A copy is needed of each line in the records that has the word "time".
*** PROVIDED INFORMATION Section Begins ***
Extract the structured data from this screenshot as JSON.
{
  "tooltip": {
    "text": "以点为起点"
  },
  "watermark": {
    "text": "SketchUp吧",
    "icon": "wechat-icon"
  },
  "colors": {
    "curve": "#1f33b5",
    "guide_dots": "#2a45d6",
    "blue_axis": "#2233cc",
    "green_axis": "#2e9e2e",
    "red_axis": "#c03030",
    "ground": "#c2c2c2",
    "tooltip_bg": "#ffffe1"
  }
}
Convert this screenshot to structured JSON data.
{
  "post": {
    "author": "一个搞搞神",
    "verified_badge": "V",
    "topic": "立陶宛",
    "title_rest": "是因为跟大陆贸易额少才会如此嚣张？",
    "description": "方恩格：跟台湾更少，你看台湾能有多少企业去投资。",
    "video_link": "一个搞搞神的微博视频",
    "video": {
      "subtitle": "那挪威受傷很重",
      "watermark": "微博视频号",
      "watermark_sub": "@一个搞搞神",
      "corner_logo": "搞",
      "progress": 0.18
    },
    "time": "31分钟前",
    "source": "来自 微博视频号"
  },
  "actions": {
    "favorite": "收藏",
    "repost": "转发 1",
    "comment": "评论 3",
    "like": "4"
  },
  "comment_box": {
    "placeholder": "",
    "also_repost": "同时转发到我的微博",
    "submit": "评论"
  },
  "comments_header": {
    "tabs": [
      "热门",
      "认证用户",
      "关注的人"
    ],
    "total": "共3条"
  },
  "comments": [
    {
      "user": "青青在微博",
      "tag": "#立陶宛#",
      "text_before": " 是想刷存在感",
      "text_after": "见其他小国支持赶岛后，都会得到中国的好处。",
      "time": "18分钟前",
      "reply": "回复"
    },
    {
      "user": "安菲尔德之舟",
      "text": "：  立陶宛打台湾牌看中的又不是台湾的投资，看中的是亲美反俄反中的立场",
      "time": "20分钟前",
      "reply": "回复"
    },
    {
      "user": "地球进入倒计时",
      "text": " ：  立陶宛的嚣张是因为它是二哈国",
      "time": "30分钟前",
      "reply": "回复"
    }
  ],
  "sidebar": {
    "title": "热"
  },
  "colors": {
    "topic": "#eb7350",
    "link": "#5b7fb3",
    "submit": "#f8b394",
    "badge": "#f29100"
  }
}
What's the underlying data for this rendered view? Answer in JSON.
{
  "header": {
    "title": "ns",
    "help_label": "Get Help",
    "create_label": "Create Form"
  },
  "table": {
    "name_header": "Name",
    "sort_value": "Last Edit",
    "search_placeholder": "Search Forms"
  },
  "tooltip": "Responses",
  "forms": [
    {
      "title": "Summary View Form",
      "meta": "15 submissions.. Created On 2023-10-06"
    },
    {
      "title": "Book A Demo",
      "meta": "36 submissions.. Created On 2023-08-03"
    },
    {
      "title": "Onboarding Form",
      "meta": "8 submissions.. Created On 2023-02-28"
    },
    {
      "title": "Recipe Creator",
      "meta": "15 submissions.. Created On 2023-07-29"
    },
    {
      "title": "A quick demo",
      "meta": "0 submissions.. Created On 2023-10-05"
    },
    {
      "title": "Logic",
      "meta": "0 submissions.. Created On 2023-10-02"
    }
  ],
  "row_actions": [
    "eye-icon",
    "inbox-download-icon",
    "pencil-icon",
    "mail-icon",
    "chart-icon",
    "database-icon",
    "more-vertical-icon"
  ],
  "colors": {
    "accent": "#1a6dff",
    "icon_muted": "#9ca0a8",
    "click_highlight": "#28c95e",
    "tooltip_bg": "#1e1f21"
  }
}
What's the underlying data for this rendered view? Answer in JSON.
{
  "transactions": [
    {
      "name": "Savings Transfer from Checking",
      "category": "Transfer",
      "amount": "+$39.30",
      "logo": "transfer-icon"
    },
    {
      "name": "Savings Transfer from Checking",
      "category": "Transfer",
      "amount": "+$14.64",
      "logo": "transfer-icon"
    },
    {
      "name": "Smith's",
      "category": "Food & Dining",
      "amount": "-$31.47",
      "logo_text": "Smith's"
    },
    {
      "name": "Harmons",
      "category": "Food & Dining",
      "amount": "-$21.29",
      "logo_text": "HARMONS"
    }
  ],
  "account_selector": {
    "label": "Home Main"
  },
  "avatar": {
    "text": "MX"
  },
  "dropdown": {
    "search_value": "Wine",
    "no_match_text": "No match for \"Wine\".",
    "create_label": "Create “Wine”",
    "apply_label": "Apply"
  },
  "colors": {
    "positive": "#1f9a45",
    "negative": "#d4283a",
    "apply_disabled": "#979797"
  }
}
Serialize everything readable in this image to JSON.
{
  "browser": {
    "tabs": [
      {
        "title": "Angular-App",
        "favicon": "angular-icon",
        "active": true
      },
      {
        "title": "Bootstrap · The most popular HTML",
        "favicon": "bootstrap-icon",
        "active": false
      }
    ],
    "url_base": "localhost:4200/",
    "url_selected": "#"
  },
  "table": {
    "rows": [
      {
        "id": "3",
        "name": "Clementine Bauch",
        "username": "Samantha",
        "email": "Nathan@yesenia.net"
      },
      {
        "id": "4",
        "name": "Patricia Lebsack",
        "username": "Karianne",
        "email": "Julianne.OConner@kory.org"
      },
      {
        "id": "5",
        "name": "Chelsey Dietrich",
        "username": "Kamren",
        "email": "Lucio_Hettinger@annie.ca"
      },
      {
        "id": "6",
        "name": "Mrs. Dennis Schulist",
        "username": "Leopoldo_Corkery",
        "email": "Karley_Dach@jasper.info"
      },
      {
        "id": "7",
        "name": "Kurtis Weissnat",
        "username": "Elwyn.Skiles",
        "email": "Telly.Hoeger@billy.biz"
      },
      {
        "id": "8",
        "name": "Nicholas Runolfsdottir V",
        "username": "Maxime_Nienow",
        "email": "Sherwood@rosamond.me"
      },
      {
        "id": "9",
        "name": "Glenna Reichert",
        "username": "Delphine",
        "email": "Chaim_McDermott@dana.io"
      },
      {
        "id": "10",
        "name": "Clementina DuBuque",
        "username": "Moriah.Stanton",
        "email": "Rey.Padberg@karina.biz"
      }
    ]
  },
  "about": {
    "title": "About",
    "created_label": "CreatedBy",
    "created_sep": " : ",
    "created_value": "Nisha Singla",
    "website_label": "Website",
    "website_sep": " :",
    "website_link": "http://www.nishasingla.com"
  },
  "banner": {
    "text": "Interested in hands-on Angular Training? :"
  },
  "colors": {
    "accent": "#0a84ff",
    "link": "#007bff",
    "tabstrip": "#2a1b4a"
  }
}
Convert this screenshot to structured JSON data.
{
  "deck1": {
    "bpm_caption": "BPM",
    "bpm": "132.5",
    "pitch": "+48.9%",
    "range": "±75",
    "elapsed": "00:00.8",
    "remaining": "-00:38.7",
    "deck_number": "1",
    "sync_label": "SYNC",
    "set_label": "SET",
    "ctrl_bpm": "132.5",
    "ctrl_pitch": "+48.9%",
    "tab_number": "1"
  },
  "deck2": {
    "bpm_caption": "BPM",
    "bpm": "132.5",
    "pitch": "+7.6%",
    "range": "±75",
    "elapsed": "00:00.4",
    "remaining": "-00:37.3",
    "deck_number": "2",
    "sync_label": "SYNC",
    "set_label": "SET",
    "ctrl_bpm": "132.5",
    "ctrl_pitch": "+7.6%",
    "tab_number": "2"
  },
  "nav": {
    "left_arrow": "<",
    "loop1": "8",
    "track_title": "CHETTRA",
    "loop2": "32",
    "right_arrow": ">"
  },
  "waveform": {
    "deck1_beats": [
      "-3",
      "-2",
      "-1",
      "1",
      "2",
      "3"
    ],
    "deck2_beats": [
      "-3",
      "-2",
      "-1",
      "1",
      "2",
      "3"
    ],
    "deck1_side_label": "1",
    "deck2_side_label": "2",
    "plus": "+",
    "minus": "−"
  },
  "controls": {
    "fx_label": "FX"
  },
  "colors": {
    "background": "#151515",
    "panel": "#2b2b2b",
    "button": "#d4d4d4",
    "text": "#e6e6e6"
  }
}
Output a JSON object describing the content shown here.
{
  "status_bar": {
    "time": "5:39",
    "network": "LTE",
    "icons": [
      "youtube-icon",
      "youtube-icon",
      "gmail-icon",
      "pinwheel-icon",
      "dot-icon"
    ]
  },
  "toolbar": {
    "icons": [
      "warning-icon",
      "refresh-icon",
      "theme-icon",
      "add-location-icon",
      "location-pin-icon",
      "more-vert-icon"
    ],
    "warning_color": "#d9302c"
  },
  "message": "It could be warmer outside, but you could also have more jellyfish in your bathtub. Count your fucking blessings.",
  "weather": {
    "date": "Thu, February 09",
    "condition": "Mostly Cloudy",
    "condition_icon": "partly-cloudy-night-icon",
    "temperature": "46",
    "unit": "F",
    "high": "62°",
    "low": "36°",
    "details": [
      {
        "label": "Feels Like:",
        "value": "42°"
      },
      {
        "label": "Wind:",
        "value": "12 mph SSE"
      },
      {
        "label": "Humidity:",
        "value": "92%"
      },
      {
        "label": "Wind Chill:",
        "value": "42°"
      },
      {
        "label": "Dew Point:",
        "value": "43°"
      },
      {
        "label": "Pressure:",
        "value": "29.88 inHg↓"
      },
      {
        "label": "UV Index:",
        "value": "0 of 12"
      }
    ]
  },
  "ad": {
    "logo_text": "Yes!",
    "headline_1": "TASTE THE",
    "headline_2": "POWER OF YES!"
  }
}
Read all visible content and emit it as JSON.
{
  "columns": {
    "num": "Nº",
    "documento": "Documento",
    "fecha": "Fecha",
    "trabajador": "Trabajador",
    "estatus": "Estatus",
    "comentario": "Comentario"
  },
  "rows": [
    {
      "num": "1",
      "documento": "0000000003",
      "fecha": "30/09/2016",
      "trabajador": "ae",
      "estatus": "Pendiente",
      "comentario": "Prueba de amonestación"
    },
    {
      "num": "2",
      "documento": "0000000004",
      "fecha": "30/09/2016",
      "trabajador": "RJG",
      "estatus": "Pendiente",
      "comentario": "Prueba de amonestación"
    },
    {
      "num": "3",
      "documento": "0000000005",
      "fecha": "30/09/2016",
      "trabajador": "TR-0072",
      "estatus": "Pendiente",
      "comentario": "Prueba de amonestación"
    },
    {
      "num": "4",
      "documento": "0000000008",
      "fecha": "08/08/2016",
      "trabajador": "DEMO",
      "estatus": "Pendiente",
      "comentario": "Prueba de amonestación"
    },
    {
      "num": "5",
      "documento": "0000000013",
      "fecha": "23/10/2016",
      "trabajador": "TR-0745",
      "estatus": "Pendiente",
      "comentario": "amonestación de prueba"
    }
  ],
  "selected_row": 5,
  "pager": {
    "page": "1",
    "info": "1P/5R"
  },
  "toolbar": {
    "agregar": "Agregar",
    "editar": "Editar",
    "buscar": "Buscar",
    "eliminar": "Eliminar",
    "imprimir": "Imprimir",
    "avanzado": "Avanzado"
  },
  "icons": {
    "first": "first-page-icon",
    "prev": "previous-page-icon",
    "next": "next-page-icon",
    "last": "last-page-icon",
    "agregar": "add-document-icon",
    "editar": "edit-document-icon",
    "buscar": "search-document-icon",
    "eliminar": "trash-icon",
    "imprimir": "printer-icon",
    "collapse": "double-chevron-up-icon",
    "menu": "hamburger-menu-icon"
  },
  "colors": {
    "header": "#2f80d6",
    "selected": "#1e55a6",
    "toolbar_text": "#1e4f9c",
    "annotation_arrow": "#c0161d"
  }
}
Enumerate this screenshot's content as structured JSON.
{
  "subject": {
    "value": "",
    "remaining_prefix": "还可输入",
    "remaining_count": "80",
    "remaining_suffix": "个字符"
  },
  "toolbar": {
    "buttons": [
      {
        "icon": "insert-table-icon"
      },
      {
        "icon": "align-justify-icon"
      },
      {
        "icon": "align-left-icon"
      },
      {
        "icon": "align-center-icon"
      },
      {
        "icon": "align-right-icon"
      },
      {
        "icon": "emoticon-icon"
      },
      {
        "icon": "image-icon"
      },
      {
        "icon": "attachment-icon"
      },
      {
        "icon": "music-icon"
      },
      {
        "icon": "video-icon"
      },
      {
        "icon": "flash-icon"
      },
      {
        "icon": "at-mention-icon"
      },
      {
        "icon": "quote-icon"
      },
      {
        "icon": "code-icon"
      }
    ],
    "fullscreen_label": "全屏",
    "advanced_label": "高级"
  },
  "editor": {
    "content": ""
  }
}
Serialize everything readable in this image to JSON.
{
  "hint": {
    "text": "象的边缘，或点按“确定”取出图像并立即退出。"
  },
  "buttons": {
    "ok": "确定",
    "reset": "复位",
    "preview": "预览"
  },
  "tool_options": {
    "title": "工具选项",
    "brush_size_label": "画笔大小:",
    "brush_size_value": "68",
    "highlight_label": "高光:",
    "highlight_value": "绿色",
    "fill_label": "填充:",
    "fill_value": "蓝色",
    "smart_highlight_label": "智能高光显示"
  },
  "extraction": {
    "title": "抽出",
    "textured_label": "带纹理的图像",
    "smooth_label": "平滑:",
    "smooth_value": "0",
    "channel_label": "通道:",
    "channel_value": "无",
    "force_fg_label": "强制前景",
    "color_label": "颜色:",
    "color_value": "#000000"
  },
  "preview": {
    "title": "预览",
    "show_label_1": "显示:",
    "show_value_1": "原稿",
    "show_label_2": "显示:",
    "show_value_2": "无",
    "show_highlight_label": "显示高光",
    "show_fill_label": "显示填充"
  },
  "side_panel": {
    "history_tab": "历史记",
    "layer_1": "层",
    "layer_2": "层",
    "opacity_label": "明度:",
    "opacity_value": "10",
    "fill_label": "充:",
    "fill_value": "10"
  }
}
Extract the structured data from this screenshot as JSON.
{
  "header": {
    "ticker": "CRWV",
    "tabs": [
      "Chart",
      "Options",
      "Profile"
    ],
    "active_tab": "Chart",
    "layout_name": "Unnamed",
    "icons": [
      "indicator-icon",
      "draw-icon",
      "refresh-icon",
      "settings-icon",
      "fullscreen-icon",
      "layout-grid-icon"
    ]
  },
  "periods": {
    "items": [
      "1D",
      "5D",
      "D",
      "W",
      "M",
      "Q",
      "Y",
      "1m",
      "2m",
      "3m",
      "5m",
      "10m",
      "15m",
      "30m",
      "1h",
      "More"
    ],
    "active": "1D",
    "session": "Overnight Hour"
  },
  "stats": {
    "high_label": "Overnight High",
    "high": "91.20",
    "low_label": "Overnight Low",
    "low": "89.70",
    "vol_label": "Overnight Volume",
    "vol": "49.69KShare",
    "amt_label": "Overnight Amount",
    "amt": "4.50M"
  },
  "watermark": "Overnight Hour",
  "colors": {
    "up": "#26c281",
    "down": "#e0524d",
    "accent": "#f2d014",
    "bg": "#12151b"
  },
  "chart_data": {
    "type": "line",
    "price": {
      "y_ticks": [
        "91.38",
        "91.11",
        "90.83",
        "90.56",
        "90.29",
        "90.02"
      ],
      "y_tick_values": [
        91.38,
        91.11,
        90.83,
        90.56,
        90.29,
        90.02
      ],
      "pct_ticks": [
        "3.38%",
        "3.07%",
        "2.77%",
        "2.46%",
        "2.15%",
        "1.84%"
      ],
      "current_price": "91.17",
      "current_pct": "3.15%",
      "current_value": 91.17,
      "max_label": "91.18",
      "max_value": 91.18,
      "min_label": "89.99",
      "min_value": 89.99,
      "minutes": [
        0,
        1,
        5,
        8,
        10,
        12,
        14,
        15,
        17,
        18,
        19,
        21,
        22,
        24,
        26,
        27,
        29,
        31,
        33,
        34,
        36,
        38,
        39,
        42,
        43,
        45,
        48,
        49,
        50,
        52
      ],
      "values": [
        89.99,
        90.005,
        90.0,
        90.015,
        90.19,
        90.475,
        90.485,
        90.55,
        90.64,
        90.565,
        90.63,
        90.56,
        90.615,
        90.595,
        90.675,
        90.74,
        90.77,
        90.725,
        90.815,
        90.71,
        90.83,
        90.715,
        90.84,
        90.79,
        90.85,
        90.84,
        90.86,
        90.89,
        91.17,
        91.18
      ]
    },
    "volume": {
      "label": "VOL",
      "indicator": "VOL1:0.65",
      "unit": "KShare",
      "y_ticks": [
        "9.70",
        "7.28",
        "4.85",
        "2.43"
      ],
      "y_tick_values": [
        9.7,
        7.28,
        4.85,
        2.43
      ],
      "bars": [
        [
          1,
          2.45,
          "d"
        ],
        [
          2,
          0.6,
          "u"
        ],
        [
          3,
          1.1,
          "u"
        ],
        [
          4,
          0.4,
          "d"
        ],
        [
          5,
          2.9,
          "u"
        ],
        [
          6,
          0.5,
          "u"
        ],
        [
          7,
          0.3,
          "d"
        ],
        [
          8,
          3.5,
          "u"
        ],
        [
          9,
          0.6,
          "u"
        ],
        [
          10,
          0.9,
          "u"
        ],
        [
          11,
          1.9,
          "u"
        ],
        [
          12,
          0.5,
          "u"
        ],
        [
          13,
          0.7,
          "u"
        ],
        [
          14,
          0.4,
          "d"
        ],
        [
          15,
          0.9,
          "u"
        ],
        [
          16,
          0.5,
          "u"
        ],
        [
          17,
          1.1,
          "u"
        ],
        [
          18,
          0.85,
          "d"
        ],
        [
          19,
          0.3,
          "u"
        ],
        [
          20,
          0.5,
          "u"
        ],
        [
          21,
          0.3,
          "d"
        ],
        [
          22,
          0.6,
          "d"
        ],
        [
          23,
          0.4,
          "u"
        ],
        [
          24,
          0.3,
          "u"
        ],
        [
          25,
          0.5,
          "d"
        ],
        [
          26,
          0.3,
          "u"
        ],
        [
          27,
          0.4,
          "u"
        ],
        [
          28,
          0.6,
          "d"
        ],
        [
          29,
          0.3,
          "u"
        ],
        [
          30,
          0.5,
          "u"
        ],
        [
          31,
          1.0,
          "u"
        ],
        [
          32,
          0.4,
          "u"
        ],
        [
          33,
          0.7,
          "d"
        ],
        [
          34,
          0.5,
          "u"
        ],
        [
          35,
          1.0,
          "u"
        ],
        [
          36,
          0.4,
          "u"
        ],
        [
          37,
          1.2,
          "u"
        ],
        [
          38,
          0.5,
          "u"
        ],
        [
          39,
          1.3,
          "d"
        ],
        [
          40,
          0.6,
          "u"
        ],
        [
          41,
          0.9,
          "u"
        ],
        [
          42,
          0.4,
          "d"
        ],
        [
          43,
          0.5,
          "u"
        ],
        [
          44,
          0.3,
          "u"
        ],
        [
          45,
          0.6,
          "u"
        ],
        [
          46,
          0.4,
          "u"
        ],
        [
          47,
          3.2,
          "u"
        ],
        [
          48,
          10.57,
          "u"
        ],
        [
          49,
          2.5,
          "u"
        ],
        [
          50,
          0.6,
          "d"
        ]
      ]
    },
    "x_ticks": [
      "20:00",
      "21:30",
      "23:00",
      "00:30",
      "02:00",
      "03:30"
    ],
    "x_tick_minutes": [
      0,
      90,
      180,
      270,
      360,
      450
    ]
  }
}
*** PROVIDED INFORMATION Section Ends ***
## TASK SOLUTION
    "time": "31分钟前",
      "time": "18分钟前",
      "time": "20分钟前",
      "time": "30分钟前",
    "time": "5:39",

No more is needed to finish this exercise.